▸ **Data for processing**:
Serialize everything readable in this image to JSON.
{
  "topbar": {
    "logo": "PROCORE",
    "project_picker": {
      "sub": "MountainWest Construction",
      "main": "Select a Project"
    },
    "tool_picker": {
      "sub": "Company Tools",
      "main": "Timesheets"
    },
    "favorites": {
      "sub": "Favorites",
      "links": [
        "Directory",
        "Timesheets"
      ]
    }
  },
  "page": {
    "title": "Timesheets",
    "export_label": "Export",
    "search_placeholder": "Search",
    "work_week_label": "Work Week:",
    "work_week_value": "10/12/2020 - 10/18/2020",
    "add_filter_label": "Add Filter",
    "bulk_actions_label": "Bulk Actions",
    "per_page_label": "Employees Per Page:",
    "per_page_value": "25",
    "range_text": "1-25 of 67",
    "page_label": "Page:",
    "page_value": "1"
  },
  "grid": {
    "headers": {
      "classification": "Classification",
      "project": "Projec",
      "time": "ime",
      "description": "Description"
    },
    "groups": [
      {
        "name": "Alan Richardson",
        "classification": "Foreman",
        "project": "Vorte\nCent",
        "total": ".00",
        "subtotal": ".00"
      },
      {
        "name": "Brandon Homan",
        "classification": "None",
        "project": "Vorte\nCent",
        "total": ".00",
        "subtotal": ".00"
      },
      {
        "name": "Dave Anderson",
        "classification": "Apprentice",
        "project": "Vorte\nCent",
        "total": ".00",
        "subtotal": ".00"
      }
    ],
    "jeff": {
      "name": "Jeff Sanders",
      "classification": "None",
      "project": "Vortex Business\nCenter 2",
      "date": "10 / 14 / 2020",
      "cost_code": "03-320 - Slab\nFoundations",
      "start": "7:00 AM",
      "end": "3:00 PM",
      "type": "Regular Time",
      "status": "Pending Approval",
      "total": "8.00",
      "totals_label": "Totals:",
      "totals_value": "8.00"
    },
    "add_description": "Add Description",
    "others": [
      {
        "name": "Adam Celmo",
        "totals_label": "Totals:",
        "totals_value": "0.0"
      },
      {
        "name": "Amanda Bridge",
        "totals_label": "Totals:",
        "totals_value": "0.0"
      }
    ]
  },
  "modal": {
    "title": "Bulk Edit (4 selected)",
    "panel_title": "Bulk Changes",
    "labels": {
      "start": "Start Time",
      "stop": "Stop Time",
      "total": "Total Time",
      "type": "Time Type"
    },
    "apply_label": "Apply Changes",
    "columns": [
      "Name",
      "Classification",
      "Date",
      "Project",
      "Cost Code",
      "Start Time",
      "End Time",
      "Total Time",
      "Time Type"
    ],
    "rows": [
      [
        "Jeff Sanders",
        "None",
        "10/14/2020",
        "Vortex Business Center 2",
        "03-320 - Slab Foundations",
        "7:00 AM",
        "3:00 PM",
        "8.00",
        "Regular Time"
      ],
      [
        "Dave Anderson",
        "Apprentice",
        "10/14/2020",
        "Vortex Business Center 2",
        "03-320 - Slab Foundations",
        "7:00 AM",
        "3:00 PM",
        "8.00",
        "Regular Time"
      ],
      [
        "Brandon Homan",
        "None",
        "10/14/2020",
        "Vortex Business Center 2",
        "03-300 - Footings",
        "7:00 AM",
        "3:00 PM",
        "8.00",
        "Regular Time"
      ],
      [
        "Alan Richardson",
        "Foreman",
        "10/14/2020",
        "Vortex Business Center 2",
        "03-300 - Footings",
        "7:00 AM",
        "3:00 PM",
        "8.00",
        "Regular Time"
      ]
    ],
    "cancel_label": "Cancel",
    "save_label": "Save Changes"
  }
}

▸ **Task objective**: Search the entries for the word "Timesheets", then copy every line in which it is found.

▸ **Completed exercise**:
      "main": "Timesheets"
        "Timesheets"
    "title": "Timesheets",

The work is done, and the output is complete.